Parents Need to Know
Parents need to know that this sci-fi crime series can be quite violent. Characters often use weapons and get in fights; episodes have included hostage situations, gunshot wounds, a swimming pool filled with blood, a man knocking a woman down, and so on. Murder victims show up in various gruesome states (cut in half, brains removed, etc.). Discussion of criminal investigations include references to "whores" and "crack heads," and there's some other minor profanity. Some episodes include information about how to make explosives (combine drain cleaner and lemonade) and other potentially iffy material.
What's the story?
At the beginning of the sci-fi/crime mystery series JOHN DOE, the title character (Australian actor Dominic Purcell) wakes up on an island with no memory of his former life. But he does have an encyclopedic knowledge of the world around him -- which he uses to assist police investigations, solving a crime per episode as he continues his ongoing search to unlock the mystery of his identity. An unusual scar on Doe's arm is the only clue he has to who he was or what happened to him before he woke up on the island, and though he often feels a sense of connection to people he meets, they never seem to recognize him. As the series progressed (it originally ran from 2002-2003 and still airs in syndication), more information about his past emerged.
Is it any good?
Doe is a sympathetic character with a gritty sexiness, a bit of wry humor, and a MacGyver-like ability to get himself out of any scrape. His capacity for acquiring knowledge is impressive -- which helps when he needs to escape handcuffs or pilot a helicopter.
Since John Doe is a crime show, it's not surprising episodes involve murder, guns, and violence. In one episode, for example, a rogue ex-cop and his crew take the police station hostage, threatening groups of people with automatic weapons and at one point opening fire and wounding someone. In another scene, the ex-cop strikes his former boss, Jamie Avery (Jayne Brook of Chicago Hope and Boston Legal), across the face, knocking her to the ground. Other episodes include some brutal killings, serial murderers, and even a swimming pool filled with blood. It's not as graphic as CSI, but it's definitely not for little kids.
Families can talk about...

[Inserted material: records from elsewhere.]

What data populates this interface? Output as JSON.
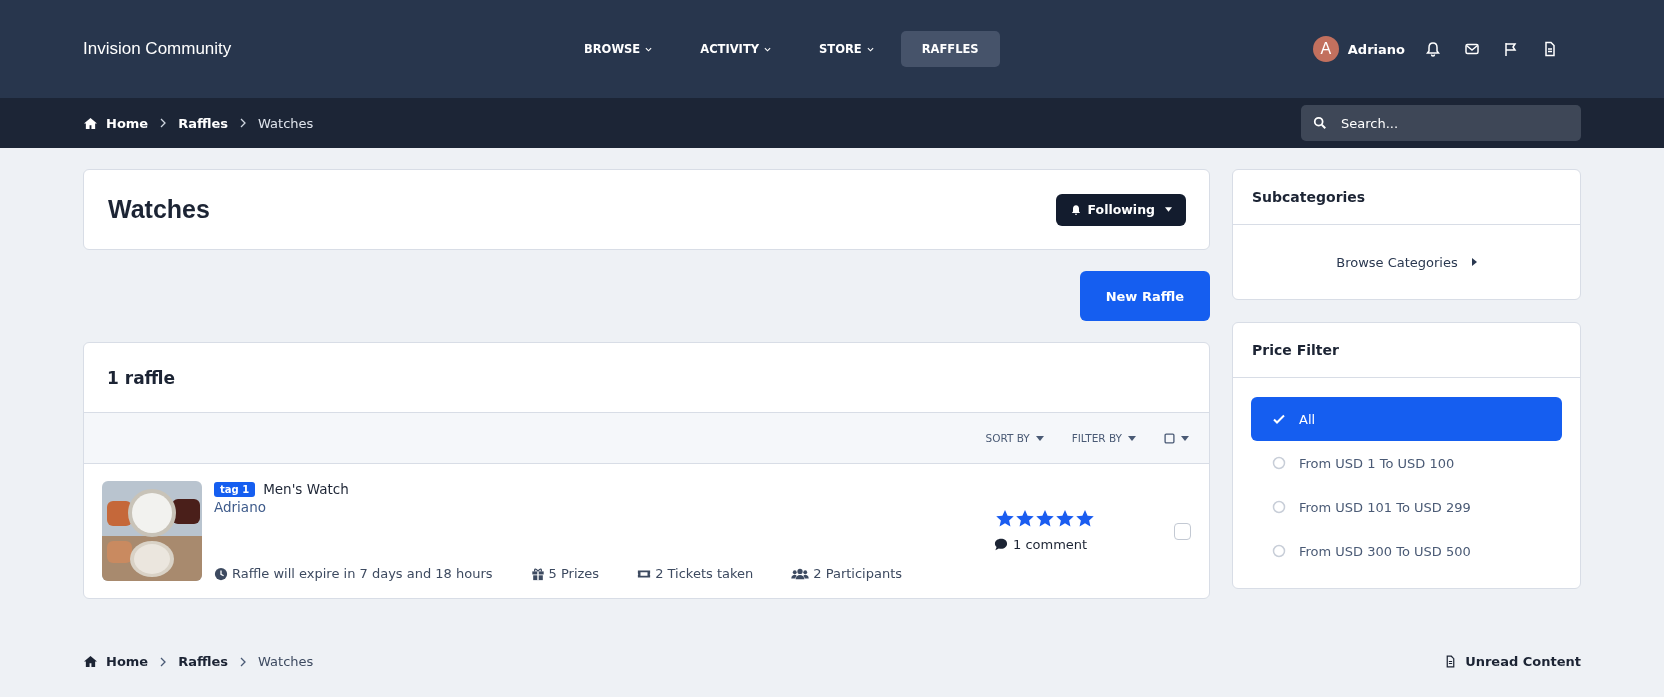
{
  "header": {
    "site_name": "Invision Community",
    "nav": [
      {
        "label": "BROWSE",
        "dropdown": true,
        "selected": false
      },
      {
        "label": "ACTIVITY",
        "dropdown": true,
        "selected": false
      },
      {
        "label": "STORE",
        "dropdown": true,
        "selected": false
      },
      {
        "label": "RAFFLES",
        "dropdown": false,
        "selected": true
      }
    ],
    "user": {
      "initial": "A",
      "name": "Adriano"
    }
  },
  "breadcrumb": [
    "Home",
    "Raffles",
    "Watches"
  ],
  "search": {
    "placeholder": "Search..."
  },
  "page": {
    "title": "Watches",
    "follow_button": "Following"
  },
  "new_button": "New Raffle",
  "list": {
    "title": "1 raffle",
    "sort_label": "SORT BY",
    "filter_label": "FILTER BY",
    "raffles": [
      {
        "tag": "tag 1",
        "title": "Men's Watch",
        "author": "Adriano",
        "expiry": "Raffle will expire in 7 days and 18 hours",
        "prizes": "5 Prizes",
        "tickets": "2 Tickets taken",
        "participants": "2 Participants",
        "stars": 5,
        "comments": "1 comment",
        "checked": false
      }
    ]
  },
  "sidebar": {
    "subcategories": {
      "title": "Subcategories",
      "link": "Browse Categories"
    },
    "price_filter": {
      "title": "Price Filter",
      "options": [
        {
          "label": "All",
          "selected": true
        },
        {
          "label": "From USD 1 To USD 100",
          "selected": false
        },
        {
          "label": "From USD 101 To USD 299",
          "selected": false
        },
        {
          "label": "From USD 300 To USD 500",
          "selected": false
        }
      ]
    }
  },
  "footer": {
    "breadcrumb": [
      "Home",
      "Raffles",
      "Watches"
    ],
    "unread": "Unread Content"
  }
}
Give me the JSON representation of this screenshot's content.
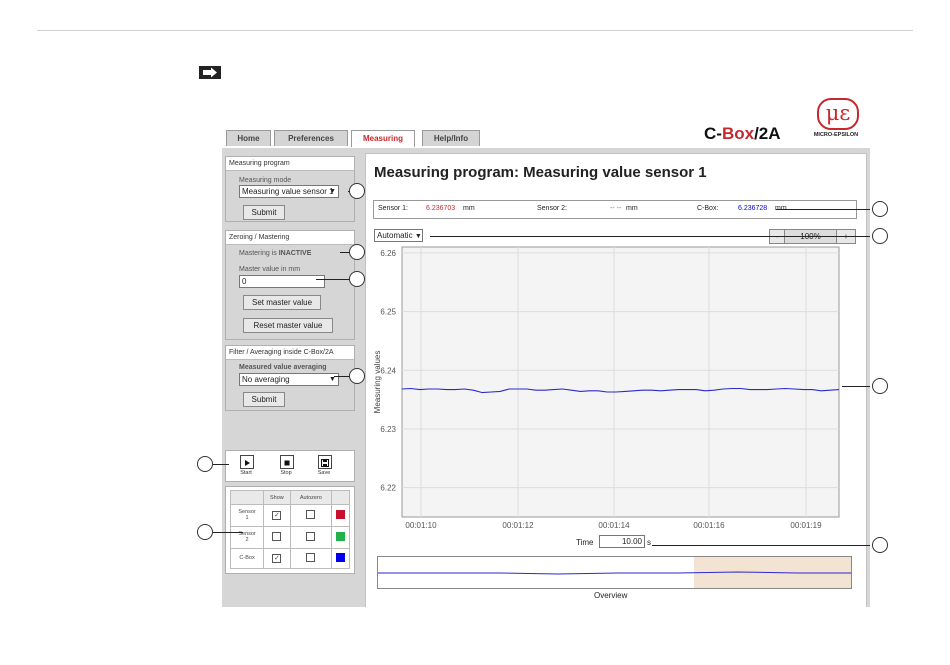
{
  "header": {
    "title_prefix": "C-",
    "title_highlight": "Box",
    "title_suffix": "/2A",
    "logo_symbol": "με",
    "logo_text": "MICRO-EPSILON"
  },
  "tabs": [
    {
      "label": "Home"
    },
    {
      "label": "Preferences"
    },
    {
      "label": "Measuring",
      "active": true
    },
    {
      "label": "Help/Info"
    }
  ],
  "sidebar": {
    "program": {
      "heading": "Measuring program",
      "mode_label": "Measuring mode",
      "mode_value": "Measuring value sensor 1",
      "submit": "Submit"
    },
    "zeroing": {
      "heading": "Zeroing / Mastering",
      "status_prefix": "Mastering is ",
      "status_value": "INACTIVE",
      "master_label": "Master value in mm",
      "master_value": "0",
      "set_button": "Set master value",
      "reset_button": "Reset master value"
    },
    "filter": {
      "heading": "Filter / Averaging inside C-Box/2A",
      "averaging_label": "Measured value averaging",
      "averaging_value": "No averaging",
      "submit": "Submit"
    },
    "controls": {
      "start": "Start",
      "stop": "Stop",
      "save": "Save"
    },
    "table": {
      "headers": [
        "",
        "Show",
        "Autozero",
        ""
      ],
      "rows": [
        {
          "name_line1": "Sensor",
          "name_line2": "1",
          "show": true,
          "autozero": false,
          "color": "#c8102e"
        },
        {
          "name_line1": "Sensor",
          "name_line2": "2",
          "show": false,
          "autozero": false,
          "color": "#22b14c"
        },
        {
          "name_line1": "C-Box",
          "name_line2": "",
          "show": true,
          "autozero": false,
          "color": "#0000ee"
        }
      ]
    }
  },
  "main": {
    "title": "Measuring program: Measuring value sensor 1",
    "readouts": {
      "s1_label": "Sensor 1:",
      "s1_value": "6.236703",
      "s1_unit": "mm",
      "s2_label": "Sensor 2:",
      "s2_value": "-- --",
      "s2_unit": "mm",
      "cb_label": "C-Box:",
      "cb_value": "6.236728",
      "cb_unit": "mm"
    },
    "scale_mode": "Automatic",
    "zoom": {
      "minus": "-",
      "value": "100%",
      "plus": "+"
    },
    "time_label": "Time",
    "time_value": "10.00",
    "time_unit": "s",
    "overview_label": "Overview"
  },
  "chart_data": {
    "type": "line",
    "ylabel": "Measuring values",
    "xlabel": "",
    "ylim": [
      6.215,
      6.261
    ],
    "yticks": [
      "6.26",
      "6.25",
      "6.24",
      "6.23",
      "6.22"
    ],
    "xticks": [
      "00:01:10",
      "00:01:12",
      "00:01:14",
      "00:01:16",
      "00:01:19"
    ],
    "series": [
      {
        "color": "#2a2acc",
        "values": [
          6.2368,
          6.2369,
          6.2367,
          6.2368,
          6.2368,
          6.2367,
          6.2367,
          6.2368,
          6.2366,
          6.2362,
          6.2363,
          6.2364,
          6.2368,
          6.2368,
          6.2368,
          6.2366,
          6.2366,
          6.2367,
          6.2368,
          6.2366,
          6.2364,
          6.2365,
          6.2365,
          6.2363,
          6.2363,
          6.2364,
          6.2365,
          6.2366,
          6.2366,
          6.2365,
          6.2366,
          6.2367,
          6.2367,
          6.2367,
          6.2365,
          6.2366,
          6.2368,
          6.2369,
          6.2369,
          6.2367,
          6.2367,
          6.2367,
          6.2368,
          6.2369,
          6.2368,
          6.2367,
          6.2367,
          6.2365,
          6.2366,
          6.2367
        ]
      }
    ],
    "grid": true
  }
}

Families can talk about the ongoing appeal of the science-fiction genre. What makes a TV show or movie "sci-fi"? Is it easier to accept violence in media that already has a basic need for you to suspend your disbelief? Why or why not? What purpose does the violence in this show serve? What messages does it send? Families can also talk about special abilities. Would you enjoy having John's encyclopedic knowledge of the world? Why or why not? What other special ability would you like to have?